minus ln(c) is still subtract a constant
why can't it take this form?
first , if you have +c1 and +c2 on both sides, you can combine them into , for example, +c2-c1
and rename that as C (an arbitrary constant)
so people usually put the +C on only one side
second, ln(C) is also arbitrary.
they are doing that because usually what we do is
ln y = x + C
make each side the exponent of e
y = e^(x+C)
y= e^C * e^x
and e^C is renamed an arbitrary constant , A (for example)
y = A e^x
the idea is if you use ln(C) rather than c
you can do some algebra, and simplify the answer
I thought there was some hidden rule
That is just something that you have to train yourself to see?!

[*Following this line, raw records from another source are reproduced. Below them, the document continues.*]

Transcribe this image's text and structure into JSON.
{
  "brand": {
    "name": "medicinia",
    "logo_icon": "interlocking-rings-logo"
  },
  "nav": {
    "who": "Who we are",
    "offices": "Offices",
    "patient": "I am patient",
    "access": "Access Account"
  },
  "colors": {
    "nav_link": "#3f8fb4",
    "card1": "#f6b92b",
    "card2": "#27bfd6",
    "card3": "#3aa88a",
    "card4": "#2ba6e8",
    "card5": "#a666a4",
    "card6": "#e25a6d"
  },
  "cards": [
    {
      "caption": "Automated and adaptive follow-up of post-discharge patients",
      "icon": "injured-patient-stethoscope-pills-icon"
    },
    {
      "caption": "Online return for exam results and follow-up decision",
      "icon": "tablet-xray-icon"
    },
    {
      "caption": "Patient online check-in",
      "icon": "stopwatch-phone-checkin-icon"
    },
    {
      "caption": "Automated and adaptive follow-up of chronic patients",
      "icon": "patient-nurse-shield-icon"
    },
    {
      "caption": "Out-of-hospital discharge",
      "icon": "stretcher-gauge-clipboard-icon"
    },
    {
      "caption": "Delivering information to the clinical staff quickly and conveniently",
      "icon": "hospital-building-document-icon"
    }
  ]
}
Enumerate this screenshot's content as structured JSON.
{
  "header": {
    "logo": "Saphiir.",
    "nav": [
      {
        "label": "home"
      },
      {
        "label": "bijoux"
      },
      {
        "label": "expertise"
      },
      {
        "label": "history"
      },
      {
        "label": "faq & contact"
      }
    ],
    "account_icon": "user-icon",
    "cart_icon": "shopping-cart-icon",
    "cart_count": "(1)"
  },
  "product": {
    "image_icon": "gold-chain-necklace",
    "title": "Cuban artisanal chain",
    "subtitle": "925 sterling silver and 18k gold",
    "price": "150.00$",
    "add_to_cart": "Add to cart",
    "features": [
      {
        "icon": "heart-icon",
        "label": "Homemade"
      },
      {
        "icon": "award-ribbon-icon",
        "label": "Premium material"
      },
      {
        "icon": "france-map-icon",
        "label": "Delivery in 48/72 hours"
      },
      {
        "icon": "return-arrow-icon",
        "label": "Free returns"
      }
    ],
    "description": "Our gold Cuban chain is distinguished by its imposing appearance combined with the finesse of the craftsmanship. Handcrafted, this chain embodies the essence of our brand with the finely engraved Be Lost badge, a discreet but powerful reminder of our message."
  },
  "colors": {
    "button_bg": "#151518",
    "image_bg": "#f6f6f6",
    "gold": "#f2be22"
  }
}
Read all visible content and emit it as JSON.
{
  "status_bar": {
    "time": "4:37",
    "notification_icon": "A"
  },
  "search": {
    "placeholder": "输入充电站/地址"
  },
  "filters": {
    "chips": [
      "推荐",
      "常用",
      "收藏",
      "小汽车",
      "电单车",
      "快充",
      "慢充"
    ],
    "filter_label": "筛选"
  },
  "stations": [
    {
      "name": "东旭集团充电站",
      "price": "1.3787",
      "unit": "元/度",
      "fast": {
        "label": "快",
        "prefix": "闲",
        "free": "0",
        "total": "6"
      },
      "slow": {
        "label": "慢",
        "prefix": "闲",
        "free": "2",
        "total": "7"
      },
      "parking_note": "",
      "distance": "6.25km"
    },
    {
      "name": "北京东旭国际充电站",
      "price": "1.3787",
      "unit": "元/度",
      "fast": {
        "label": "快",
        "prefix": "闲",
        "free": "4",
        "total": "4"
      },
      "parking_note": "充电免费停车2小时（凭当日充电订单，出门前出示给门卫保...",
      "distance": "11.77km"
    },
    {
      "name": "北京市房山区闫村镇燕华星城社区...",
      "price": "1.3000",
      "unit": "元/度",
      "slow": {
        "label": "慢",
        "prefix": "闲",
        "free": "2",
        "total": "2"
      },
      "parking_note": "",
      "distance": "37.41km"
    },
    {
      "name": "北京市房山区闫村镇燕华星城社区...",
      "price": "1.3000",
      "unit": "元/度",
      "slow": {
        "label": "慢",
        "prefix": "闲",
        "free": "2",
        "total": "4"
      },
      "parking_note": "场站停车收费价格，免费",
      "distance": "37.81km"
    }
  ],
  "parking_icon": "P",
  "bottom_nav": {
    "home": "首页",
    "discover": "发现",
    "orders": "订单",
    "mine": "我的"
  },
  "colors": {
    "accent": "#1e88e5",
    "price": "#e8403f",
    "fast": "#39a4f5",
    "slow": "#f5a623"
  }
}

is ln(c) more of a substitute for C so that you can simplify easier?
yes the C took on the form ln(c) just to write things prettier like